The good news is that the world’s largest sporting event is only a few weeks away. The world is zooming in on the soccer fields of Qatar. Bhutanese youth, some of whom know the names of every player in many of the teams and have a strong attachment to their heroes, will be glued to the television between November 20 to December 18.
The bad news is that it is also going to be examination time for Bhutanese students. The final and board examinations are scheduled. The coming few weeks will be even more critical, being the best time to prepare for the exams. So it is a painful clash that requires painful decisions.
As far as television viewing goes, soccer is one programme that we, as parents and as a society, do not complain about. It is a healthy competition that will inspire many of our youngsters. It is a good geography lesson. Considering the long hours that many of our people are spending watching the football leagues around the world, this is one tournament that we would encourage people to watch.
The advent of television had the most positive impact on the development of sports in the country – particularly football. We saw an immediate professional improvement in the field.

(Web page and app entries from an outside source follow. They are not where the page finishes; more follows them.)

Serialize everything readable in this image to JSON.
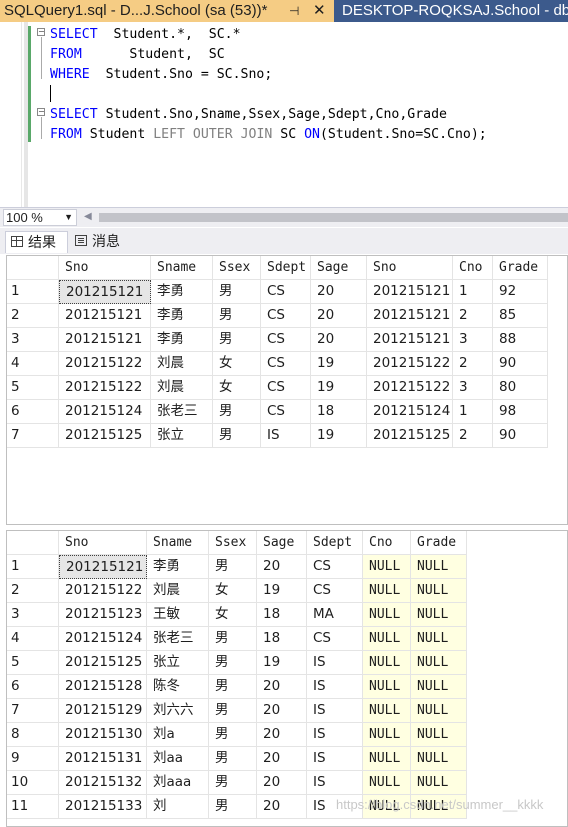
{
  "tabs": {
    "active": "SQLQuery1.sql - D...J.School (sa (53))*",
    "pin": "⊣",
    "close": "✕",
    "inactive": "DESKTOP-ROQKSAJ.School - dbo"
  },
  "editor": {
    "line1": {
      "kw1": "SELECT",
      "rest": "  Student.*,  SC.*"
    },
    "line2": {
      "kw1": "FROM",
      "rest": "      Student,  SC"
    },
    "line3": {
      "kw1": "WHERE",
      "rest": "  Student.Sno = SC.Sno;"
    },
    "line5": {
      "kw1": "SELECT",
      "rest": " Student.Sno,Sname,Ssex,Sage,Sdept,Cno,Grade"
    },
    "line6": {
      "kw1": "FROM",
      "mid": " Student ",
      "join": "LEFT OUTER JOIN",
      "sc": " SC ",
      "on": "ON",
      "paren": "(Student.Sno=SC.Cno);"
    }
  },
  "zoom": {
    "value": "100 %"
  },
  "result_tabs": {
    "results": "结果",
    "messages": "消息"
  },
  "grid1": {
    "columns": [
      "Sno",
      "Sname",
      "Ssex",
      "Sdept",
      "Sage",
      "Sno",
      "Cno",
      "Grade"
    ],
    "rows": [
      [
        "1",
        "201215121",
        "李勇",
        "男",
        "CS",
        "20",
        "201215121",
        "1",
        "92"
      ],
      [
        "2",
        "201215121",
        "李勇",
        "男",
        "CS",
        "20",
        "201215121",
        "2",
        "85"
      ],
      [
        "3",
        "201215121",
        "李勇",
        "男",
        "CS",
        "20",
        "201215121",
        "3",
        "88"
      ],
      [
        "4",
        "201215122",
        "刘晨",
        "女",
        "CS",
        "19",
        "201215122",
        "2",
        "90"
      ],
      [
        "5",
        "201215122",
        "刘晨",
        "女",
        "CS",
        "19",
        "201215122",
        "3",
        "80"
      ],
      [
        "6",
        "201215124",
        "张老三",
        "男",
        "CS",
        "18",
        "201215124",
        "1",
        "98"
      ],
      [
        "7",
        "201215125",
        "张立",
        "男",
        "IS",
        "19",
        "201215125",
        "2",
        "90"
      ]
    ]
  },
  "grid2": {
    "columns": [
      "Sno",
      "Sname",
      "Ssex",
      "Sage",
      "Sdept",
      "Cno",
      "Grade"
    ],
    "rows": [
      [
        "1",
        "201215121",
        "李勇",
        "男",
        "20",
        "CS",
        "NULL",
        "NULL"
      ],
      [
        "2",
        "201215122",
        "刘晨",
        "女",
        "19",
        "CS",
        "NULL",
        "NULL"
      ],
      [
        "3",
        "201215123",
        "王敏",
        "女",
        "18",
        "MA",
        "NULL",
        "NULL"
      ],
      [
        "4",
        "201215124",
        "张老三",
        "男",
        "18",
        "CS",
        "NULL",
        "NULL"
      ],
      [
        "5",
        "201215125",
        "张立",
        "男",
        "19",
        "IS",
        "NULL",
        "NULL"
      ],
      [
        "6",
        "201215128",
        "陈冬",
        "男",
        "20",
        "IS",
        "NULL",
        "NULL"
      ],
      [
        "7",
        "201215129",
        "刘六六",
        "男",
        "20",
        "IS",
        "NULL",
        "NULL"
      ],
      [
        "8",
        "201215130",
        "刘a",
        "男",
        "20",
        "IS",
        "NULL",
        "NULL"
      ],
      [
        "9",
        "201215131",
        "刘aa",
        "男",
        "20",
        "IS",
        "NULL",
        "NULL"
      ],
      [
        "10",
        "201215132",
        "刘aaa",
        "男",
        "20",
        "IS",
        "NULL",
        "NULL"
      ],
      [
        "11",
        "201215133",
        "刘",
        "男",
        "20",
        "IS",
        "NULL",
        "NULL"
      ]
    ]
  },
  "watermark": "https://blog.csdn.net/summer__kkkk",
  "colors": {
    "tab_active": "#f5cc84",
    "tabbar": "#3c5a8c",
    "keyword": "#0000ff",
    "null_cell": "#ffffe1"
  }
}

Television is also blamed for bringing in many unwanted influences on our youngsters and the culture.
But it is, again, a question of priorities. Being very much a part of the globalised world we are quite involved in an event of this magnitude but it does not mean that we sacrifice our own priorities. While we might adjust some of our normal work schedules, we certainly do not sacrifice important priorities even to football.
Especially, not school board examinations.
It is time for us to respond as a thoughtful society. After setting the priority, which is currently exam preparations, we can help make some football available to our students by adjusting their study schedules around some matches. But no late-night football even on weekends because that takes its a toll on our children. As parents and teachers, we have no choice but to restrain our own work schedules to set the right examples.
Ultimately, the situation is not that we do badly in our examinations or that we miss deadlines at work because it is World Cup month but that we miss some of the World Cup matches because it is exam time.
We need to set priorities for our goals.